Mitch Lewis leaves the field with a cut head during the R17 match between Hawthorn and Geelong at GMHBA Stadium on July 6, 2024. Picture: AFL Photos

HAWTHORN coach Sam Mitchell is hopeful that "battered" forward Mitch Lewis has escaped injury after a nasty collision in the fourth term of the club's 51-point loss to Geelong.

Lewis – playing his first AFL game in two months after a persistent knee issue – was accidentally collected in the back of the head by an errant Jake Kolodjashnij elbow in a marking contest.

CATS v HAWKS Full match coverage and stats

He lay on the ground for some time, before leaving in the hands of trainers with a towel on the back of his bleeding head and appeared to be limping on his strapped knee.

Mitchell said he had not checked in with doctors before attending his post-match press conference and could not provide an update on Lewis' health. 

"It was a fair bit of blood, and he was a bit battered after the game, a bit sore and sorry for himself. But I haven't – other than to give him a hug and rub his shoulder gently, rather than his head – I haven't spoken too much to the medical guys, I'm not sure what's come out of the game yet," Mitchell said.

"Hopefully he's not too bad, he was probably a bit too courageous in that incident. I haven't spoken to the doctors yet, but I don't think they've done [a concussion test] at this stage.


"He had two icebags on [his knee] when I left the rooms. I thought it was better to come in here a bit naïve, then to tell you what I know. I actually don't know the answer, time will tell."

The Hawks had won five games on the trot – and eight of their past 11 – until Saturday night's clash at GMHBA Stadium, with the Cats controlling proceedings for the entire match.

"They're a good side and I've said in most of my press conferences, we're far from a finished product. When you watch the very best teams play, that's what they look like," Mitchell said.


"We've had a good block of games, we've been playing some good footy, but I still think there's a gap from us and the good teams at the top, and they were one of those today and have been for a long time. 

"They've got a lot of experience in that side, and they handled everything we threw at them with relative ease. We obviously didn't handle the start of the game particularly well, and they were too good to let us get back in with a sniff at any stage."

On paper, the Hawks matched the Cats in the middle of the field, but Mitchell said the advantage of three in clearances was misleading.

"Even though the clearance numbers perhaps look close, particularly in the first half, they really had some dominant clearance play," he said.

"They really set the game up well, and we struggled to get any territory. Because of that, we had two options – one was to go long and straight and try to shut the game down a bit, and the other was to open up and play with a bit more flair. We tried both, we had a little bit of success doing one or the other, but they were too good for us."
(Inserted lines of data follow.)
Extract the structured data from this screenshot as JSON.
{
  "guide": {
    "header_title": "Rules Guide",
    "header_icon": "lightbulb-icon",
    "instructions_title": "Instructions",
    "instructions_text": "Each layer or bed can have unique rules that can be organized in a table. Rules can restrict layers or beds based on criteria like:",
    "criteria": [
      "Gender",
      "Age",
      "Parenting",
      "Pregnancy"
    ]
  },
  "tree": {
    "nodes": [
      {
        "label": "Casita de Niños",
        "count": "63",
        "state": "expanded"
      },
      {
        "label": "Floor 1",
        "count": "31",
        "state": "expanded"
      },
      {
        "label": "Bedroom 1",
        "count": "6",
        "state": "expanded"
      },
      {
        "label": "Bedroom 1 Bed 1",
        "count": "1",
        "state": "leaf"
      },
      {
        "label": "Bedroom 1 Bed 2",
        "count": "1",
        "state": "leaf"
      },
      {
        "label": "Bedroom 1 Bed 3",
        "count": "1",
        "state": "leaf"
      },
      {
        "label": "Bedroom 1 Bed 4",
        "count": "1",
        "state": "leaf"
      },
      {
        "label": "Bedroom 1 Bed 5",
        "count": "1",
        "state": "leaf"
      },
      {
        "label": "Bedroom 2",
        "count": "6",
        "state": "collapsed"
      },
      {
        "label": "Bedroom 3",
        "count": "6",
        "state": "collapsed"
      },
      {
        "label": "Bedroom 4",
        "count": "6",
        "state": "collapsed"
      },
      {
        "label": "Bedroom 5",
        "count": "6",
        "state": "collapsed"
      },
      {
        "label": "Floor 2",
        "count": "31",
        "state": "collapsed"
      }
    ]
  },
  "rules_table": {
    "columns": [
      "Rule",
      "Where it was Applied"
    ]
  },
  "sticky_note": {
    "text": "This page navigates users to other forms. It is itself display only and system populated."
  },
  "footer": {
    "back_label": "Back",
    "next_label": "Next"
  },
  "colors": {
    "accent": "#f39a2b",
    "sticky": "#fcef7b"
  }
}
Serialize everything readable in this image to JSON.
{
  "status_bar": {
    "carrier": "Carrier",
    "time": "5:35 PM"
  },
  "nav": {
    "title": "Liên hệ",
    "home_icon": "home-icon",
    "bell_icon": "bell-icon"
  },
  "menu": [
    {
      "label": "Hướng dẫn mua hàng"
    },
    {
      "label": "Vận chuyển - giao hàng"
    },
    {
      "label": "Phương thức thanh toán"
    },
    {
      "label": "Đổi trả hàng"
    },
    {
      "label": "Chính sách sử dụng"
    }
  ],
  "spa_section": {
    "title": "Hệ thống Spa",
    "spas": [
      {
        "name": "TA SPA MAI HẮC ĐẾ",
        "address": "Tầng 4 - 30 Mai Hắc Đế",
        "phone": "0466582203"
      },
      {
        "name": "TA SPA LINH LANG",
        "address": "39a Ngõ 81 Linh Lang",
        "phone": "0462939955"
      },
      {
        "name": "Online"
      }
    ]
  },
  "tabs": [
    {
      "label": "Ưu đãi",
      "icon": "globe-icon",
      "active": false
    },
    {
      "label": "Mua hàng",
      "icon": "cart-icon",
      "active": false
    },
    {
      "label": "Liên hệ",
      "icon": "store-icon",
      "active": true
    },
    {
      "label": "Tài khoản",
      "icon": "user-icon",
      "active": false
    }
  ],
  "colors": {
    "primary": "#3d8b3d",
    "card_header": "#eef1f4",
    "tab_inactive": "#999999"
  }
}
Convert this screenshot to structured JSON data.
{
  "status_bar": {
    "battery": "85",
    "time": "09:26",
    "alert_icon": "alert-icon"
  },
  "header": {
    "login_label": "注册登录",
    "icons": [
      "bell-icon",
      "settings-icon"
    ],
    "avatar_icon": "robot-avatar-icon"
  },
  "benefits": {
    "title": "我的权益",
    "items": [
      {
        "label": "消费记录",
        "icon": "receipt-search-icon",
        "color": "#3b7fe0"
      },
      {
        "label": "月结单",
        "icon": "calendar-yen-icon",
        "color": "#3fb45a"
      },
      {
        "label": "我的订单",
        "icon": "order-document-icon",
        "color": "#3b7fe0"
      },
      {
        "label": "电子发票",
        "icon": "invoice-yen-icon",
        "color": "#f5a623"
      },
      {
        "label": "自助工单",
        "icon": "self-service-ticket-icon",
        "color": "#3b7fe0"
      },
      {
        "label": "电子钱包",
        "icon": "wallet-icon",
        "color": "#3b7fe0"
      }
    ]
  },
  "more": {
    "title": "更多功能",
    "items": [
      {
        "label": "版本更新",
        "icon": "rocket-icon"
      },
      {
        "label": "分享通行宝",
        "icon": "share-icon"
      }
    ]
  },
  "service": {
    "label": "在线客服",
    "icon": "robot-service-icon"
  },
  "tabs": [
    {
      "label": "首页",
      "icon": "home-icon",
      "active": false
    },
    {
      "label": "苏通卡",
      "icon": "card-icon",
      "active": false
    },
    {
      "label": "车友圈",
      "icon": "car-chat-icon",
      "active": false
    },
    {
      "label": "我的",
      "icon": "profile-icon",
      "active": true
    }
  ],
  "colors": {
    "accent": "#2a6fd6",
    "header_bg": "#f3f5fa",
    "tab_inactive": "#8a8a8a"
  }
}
Geelong coach Chris Scott said recent positional moves, including Sam De Koning into the ruck and Tom Stewart into the midfield, haven't been spur of the moment decisions which have snapped the Cats out of a losing streak.

"I've never been more of the mind that you've got to keep an open mind. The idea that you'll just find a formula and be the best team and you won't lose, it's just not congruent with the modern game and the evenness of it all," Scott said.

"Sydney and Carlton, for example, are in great form at the moment, but I'm sure in 10-12-15 weeks' time, everything will be a little bit different. So you need to keep pushing and find a way. 

"We were really conscious that our whole message to our footy department wasn't 'we're out of form so we're going to experiment, we're going to throw the magnets up in the air' – all the moves we've made have been discussed over a long period of time."


Patrick Dangerfield played 57 per cent game time, the vast majority in the first half, the Cats wrapping him in cotton wool after the main break and eventually subbing him off for the final 15 minutes.

But the skipper was in excellent touch, the only doubt over his troublesome hamstrings on a bitterly cold Geelong night.

"No real reason other than we thought it's been successful getting him back, it's his third game now, and we'll take the bird in the hand," Scott said.

"I get it, around the competition everyone strives to be system-first, but your best players help, and he's really helped us. 

"We don't have a plan to do it, it was a bit more circumstantial today. I wouldn't be looking at that and thinking it's going to be a trend over the next couple of weeks. It may end up that way, but it wasn't even a plan going into today, it's just the way it rolled."